Goal of the exercise: Sift the listing for lines that hold the string "aspx" and pull them out.

"""

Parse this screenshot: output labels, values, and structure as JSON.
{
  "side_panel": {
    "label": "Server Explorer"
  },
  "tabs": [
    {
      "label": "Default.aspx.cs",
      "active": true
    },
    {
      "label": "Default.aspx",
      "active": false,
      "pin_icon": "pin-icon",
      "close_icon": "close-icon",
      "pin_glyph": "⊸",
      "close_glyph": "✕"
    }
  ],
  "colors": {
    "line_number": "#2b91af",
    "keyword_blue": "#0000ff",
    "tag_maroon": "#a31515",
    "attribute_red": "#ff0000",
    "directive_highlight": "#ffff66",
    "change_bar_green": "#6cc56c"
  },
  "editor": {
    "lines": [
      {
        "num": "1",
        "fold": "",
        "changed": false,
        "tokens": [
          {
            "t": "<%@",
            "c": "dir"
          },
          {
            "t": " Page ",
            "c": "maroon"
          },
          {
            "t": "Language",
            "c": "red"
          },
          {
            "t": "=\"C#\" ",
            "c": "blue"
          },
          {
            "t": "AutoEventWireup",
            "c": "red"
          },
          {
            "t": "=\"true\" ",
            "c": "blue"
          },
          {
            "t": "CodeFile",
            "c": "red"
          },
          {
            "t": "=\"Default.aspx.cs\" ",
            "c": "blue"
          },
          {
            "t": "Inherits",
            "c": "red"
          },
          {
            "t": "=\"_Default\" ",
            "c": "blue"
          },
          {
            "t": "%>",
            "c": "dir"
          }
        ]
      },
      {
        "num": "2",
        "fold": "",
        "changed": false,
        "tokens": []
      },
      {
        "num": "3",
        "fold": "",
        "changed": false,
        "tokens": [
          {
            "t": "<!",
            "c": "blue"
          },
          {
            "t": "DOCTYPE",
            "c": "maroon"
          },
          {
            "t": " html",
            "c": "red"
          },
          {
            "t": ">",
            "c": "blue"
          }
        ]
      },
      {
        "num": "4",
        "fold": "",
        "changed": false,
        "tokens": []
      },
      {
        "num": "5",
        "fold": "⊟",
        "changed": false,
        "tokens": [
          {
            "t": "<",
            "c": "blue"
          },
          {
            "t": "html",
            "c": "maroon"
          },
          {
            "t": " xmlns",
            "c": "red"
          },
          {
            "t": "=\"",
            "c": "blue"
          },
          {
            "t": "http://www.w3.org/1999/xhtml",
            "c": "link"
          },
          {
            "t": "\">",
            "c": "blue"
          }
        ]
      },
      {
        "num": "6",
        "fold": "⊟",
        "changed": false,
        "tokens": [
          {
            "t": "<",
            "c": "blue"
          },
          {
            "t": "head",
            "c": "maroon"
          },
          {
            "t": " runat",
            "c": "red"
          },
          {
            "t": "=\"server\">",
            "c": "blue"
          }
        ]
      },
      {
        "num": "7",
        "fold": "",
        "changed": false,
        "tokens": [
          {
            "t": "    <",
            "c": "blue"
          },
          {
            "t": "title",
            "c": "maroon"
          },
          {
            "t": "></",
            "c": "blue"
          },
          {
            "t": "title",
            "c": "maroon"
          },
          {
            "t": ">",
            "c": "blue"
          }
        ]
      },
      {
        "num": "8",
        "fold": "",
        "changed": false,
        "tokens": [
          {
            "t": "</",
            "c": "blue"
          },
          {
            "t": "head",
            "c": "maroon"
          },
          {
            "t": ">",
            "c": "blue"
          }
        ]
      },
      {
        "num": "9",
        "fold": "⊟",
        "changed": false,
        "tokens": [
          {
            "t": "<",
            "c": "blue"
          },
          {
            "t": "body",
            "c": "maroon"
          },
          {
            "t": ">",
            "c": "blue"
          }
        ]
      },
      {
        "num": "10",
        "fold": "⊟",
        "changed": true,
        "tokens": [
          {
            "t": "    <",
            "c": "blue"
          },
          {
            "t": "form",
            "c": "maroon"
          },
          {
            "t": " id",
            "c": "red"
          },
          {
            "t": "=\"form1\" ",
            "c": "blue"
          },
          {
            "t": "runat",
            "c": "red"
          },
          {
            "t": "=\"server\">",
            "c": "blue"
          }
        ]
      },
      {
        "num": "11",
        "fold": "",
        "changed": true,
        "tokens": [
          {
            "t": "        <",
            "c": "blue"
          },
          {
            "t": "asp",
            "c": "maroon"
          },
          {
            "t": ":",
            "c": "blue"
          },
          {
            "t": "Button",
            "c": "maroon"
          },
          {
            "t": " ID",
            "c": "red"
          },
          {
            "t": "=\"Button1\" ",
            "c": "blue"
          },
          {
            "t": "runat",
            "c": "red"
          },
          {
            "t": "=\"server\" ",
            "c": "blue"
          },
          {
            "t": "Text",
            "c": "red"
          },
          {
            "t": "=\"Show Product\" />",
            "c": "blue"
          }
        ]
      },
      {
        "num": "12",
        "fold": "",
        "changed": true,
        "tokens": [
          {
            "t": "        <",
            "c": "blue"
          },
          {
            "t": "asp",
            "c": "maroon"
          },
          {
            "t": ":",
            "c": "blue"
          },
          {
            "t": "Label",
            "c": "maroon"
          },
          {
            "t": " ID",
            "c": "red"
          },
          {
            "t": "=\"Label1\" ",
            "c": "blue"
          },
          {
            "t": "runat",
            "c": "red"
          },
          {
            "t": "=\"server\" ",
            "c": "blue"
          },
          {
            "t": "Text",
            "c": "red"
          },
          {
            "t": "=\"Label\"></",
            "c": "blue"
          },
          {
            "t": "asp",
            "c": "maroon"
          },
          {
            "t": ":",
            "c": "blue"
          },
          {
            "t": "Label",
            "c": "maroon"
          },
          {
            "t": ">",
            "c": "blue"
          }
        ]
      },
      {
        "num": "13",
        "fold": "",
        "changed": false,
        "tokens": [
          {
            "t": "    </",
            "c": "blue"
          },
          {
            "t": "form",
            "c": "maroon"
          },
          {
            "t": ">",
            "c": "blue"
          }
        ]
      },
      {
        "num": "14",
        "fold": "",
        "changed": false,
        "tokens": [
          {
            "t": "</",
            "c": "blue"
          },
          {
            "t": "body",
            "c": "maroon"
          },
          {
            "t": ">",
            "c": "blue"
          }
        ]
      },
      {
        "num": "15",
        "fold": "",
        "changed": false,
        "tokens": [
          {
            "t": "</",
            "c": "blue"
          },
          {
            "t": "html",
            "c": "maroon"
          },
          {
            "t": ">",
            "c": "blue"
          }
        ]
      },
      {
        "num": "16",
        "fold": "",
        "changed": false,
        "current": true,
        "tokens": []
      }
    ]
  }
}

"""

Response below:
      "label": "Default.aspx.cs",
      "label": "Default.aspx",
            "t": "=\"Default.aspx.cs\" ",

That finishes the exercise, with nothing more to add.